Diagnosis | Physical Activity | Medications | Self-Management
Your health professional typically will take a case history and do a clinical and neurological examination to determine whether you have any signs or symptoms that indicate whether other diagnostic tests are required. For most back pain, research has shown that X-rays or other investigative tests are not indicated. In fact some investigative tests, such as x-rays, if used indiscriminately can result in poorer health outcomes. Your health professional will assess whether you have any "Red Flags" or “Yellow Flags”. Red flags alert your health professional of the need for further action. Yellow flags alert your health professional to other factors that may need to be addressed to reduce your risk of developing or perpetuating long-term disability, work loss or reduced quality of life.
Red Flag Symptoms
- Neurological: major motor weakness, disturbance of bowel or bladder control, saddle numbness
- Infection: fever, risk of UTI, IV drug use, immune suppressed
- Fracture: trauma, osteoporosis risk
- Tumour: history of cancer, weight loss, fever, pain worse supine or at night
- Inflammation: morning stiffness greater than 1 hour,
- Age: less than 20 years or over 50 years
Yellow Flag Symptoms
- Belief that back pain is harmful or potentially severely disabling
- Fear and avoidance of activity or movement
- Tendency to low mood and withdrawal from social interaction
- Expectation of passive treatment(s) rather than a belief that active participation will help
Physical activity helps improve physical and mental health. It plays a vital role in managing your back pain. If approached properly, physical activity can reduce stiffness and pain, increase energy and stamina, improve sleep quality and promote weight loss and long-term weight management.
It’s important to consult your health professional about a routine that is moderate and will strengthen the appropriate muscles in your back and reduce potential harm from doing exercises incorrectly. There are many fitness centres and organizations that have exercise programs which target people with back pain and arthritis. You can also find more information on simple steps to incorporate physical activity into your everyday life.
- Research Reviews on Exercise for Back Pain - Reviews put together by the Cochrane Library on whether exercise is beneficial for back pain and other MSD conditions.
- Interactive Back Exercises Tutorial – Although there is no research evidence that identifies particular exercises as being better than others – This tutorial suggests some exercises that you can explore. The goal is keep you back and body active. Prolonged bed rest does not help back pain and it reduces your overall physical and mental health.
- Low Back Pain: Exercises - Test your knowledge on lower back pain and exercise, then peruse the recommended exercises to help you reduce lower back pain.
- Back Pain Exercises – A slideshow of exercises you can do to reduce back pain in just 15 minutes a day
- Exercise at Your Desk - A video of exercises you can do to reduce back and neck pain while at your desk.

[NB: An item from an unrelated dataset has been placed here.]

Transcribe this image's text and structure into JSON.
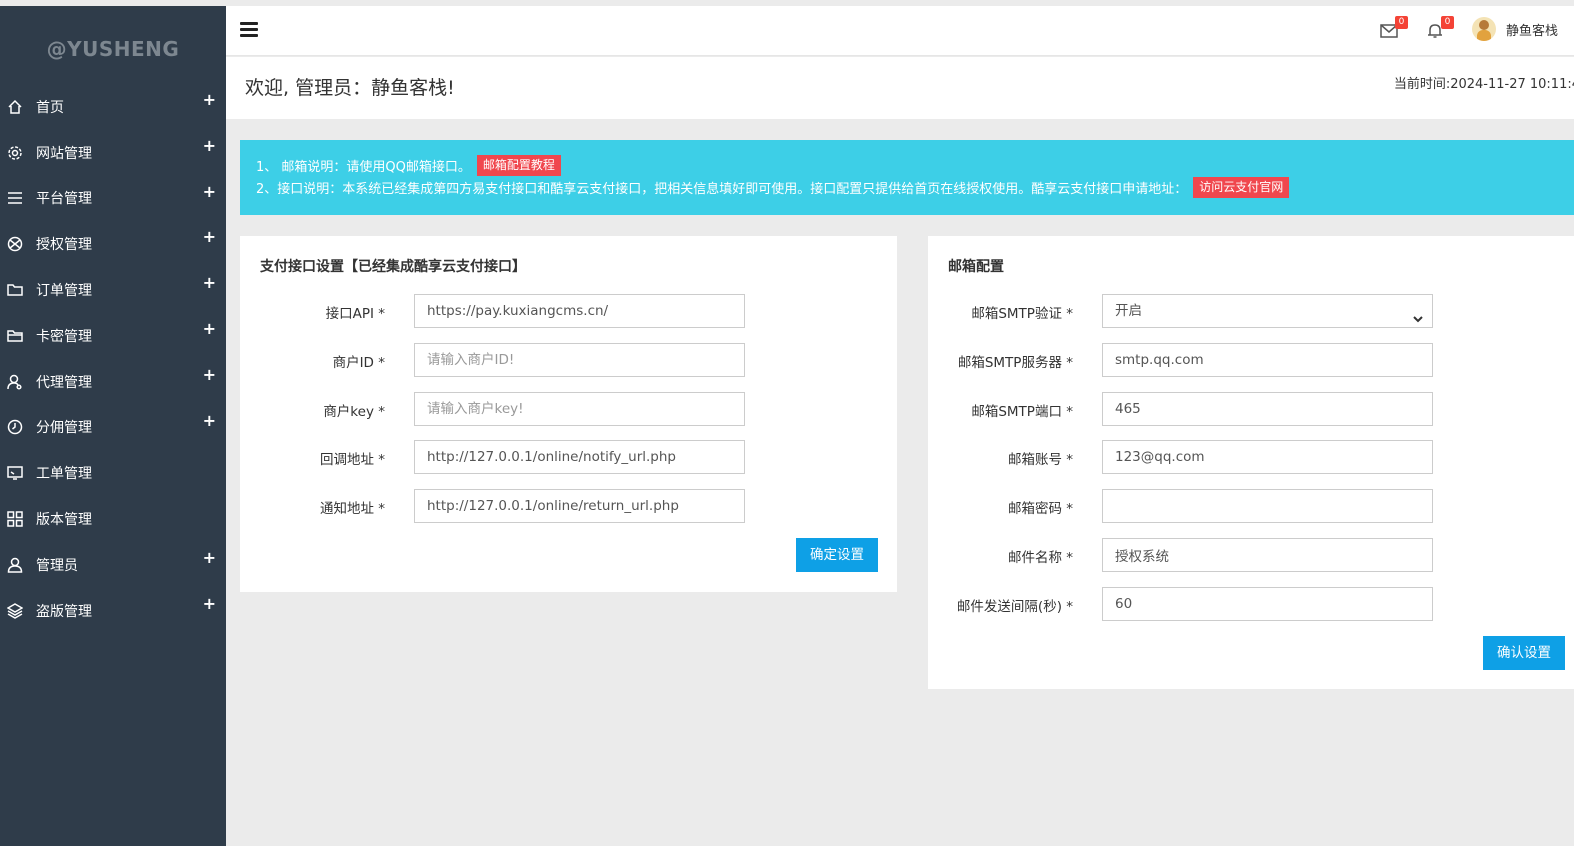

- Yoga for Health - Key evidence from studies about yoga for back pain
- Low Back Pain Tips - This video discusses some causes of low back pain and some exercises you can do to help.
- Tips to Lose Weight – Dr. Stan Lubin gives us tips on sticking with exercise to lose weight.
- Types of Exercises – Types of exercises to use for self-management from the Canadian Pain Coalition.
- Range of Motion and Strengthening Exercises – Experts at the University of Washington provide videos for increasing range of motion and strength. The shoulder videos can help with neck pain.
- Physical Activity and Chronic Pain – The benefits of physical activity as a treatment for chronic pain.
There is a range of over the counter and prescription medications used for treating back pain. It is best to check with your physician as to what is best for you.
Living with back pain can be difficult. Self-management techniques can help you live well with chronic back pain. Health professionals and researchers agree that self-care and life skills play vital roles in a person's pain management. Taking action to improve physical fitness, reduce stress and manage your condition can reduce your pain levels and give you more control over your life. The Arthritis Society and the Centre for Aging (University of Victoria) run Self-Management Programs in British Columbia
. CIRPD also provides various tips on evidence-based approaches to self-management
Red Flag Symptoms - IWH Adapted from: The Peterborough Back Rules chart template. G. Powell and The Peterborough Back Rules Working Group. September, 1997.
Yellow Flag Symptoms - Adapted from: Guide to Assessing Psychosocial Yellow Flags in Acute Low Back Pain: Risk Factors for Long-Term Disability and Work Loss. January 1997 edition.
Last Updated: June 8, 2011
Reviewed by: Marc White PhD, Scientific & Executive Director, CIRPD